From Ben Jeanlous at the NAACP an eloquent, moving request that we fast tomorrow evening and mark the time of Troy Davis’s execution:

Sep 21 2011

Evening Edition

Evening Edition is an Open Thread

From Yahoo News Top Stories

1 Death toll hits 60 as violence rocks Yemen capital

By Jamal al-Jabiri, AFP

7 hrs ago

Gunfire and shelling rocked Sanaa for the third straight day on Tuesday as the toll from the worst outbreak of violence in Yemen’s capital in months spiralled to 60 dead with hundreds wounded.

The violence has hampered attempts by regional and international mediators to clinch a power transfer deal between political rivals, with the opposition saying it will not negotiate “while blood is flowing in Sanaa.”

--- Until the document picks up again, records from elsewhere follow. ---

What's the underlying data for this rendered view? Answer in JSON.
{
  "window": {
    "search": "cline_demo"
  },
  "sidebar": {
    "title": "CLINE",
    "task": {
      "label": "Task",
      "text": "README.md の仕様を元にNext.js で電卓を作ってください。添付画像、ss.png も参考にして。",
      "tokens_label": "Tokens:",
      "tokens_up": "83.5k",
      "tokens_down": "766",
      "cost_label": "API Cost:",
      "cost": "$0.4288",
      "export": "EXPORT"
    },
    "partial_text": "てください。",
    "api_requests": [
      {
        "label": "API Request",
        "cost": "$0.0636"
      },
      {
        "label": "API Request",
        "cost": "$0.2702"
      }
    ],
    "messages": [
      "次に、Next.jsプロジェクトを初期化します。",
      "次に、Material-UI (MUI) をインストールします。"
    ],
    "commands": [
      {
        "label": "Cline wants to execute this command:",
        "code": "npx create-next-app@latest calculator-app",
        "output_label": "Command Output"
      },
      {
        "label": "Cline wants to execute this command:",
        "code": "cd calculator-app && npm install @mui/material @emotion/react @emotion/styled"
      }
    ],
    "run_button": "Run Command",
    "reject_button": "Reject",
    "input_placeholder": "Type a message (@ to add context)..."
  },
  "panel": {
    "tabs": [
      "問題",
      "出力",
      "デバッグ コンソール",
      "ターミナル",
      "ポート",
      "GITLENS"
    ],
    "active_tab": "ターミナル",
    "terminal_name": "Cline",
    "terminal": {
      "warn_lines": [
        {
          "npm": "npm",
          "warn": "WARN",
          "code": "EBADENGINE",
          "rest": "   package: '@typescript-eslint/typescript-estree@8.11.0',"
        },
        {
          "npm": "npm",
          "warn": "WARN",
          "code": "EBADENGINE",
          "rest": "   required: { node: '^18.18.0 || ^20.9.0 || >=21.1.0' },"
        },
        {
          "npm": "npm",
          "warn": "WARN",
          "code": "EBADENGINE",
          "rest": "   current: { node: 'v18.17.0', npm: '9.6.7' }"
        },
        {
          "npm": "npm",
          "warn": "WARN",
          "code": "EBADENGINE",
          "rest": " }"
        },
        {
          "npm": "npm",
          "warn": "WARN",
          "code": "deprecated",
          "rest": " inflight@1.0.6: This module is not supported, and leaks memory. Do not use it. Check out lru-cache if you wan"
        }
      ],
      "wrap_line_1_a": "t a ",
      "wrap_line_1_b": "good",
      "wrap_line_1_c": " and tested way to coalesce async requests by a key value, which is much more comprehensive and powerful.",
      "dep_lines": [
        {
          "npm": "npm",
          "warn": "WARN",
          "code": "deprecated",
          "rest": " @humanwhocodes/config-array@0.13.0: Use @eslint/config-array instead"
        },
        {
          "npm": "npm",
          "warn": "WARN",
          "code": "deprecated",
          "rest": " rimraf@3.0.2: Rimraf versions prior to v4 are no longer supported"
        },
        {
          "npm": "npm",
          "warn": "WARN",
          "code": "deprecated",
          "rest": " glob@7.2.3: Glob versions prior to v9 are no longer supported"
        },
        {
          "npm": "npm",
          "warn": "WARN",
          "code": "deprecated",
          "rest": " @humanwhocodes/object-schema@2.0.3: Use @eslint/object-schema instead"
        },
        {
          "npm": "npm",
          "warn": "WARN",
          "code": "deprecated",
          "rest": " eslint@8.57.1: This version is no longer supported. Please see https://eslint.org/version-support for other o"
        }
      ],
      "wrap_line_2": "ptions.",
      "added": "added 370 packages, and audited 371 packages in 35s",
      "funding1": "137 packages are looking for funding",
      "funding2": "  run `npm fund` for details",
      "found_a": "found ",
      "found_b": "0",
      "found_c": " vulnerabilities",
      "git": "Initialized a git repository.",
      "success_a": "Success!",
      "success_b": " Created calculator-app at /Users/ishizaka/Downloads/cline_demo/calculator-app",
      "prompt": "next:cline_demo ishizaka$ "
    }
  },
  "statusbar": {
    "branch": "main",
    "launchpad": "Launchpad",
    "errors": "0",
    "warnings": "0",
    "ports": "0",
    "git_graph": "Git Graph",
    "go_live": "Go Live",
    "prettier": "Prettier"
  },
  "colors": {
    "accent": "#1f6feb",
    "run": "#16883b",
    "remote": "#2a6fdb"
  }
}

Fighting between dissident military troops and those loyal to President Ali Abdullah Saleh broke out at dawn after a brief lull overnight and raged into the morning, leaving seven people dead, medics and witnesses said.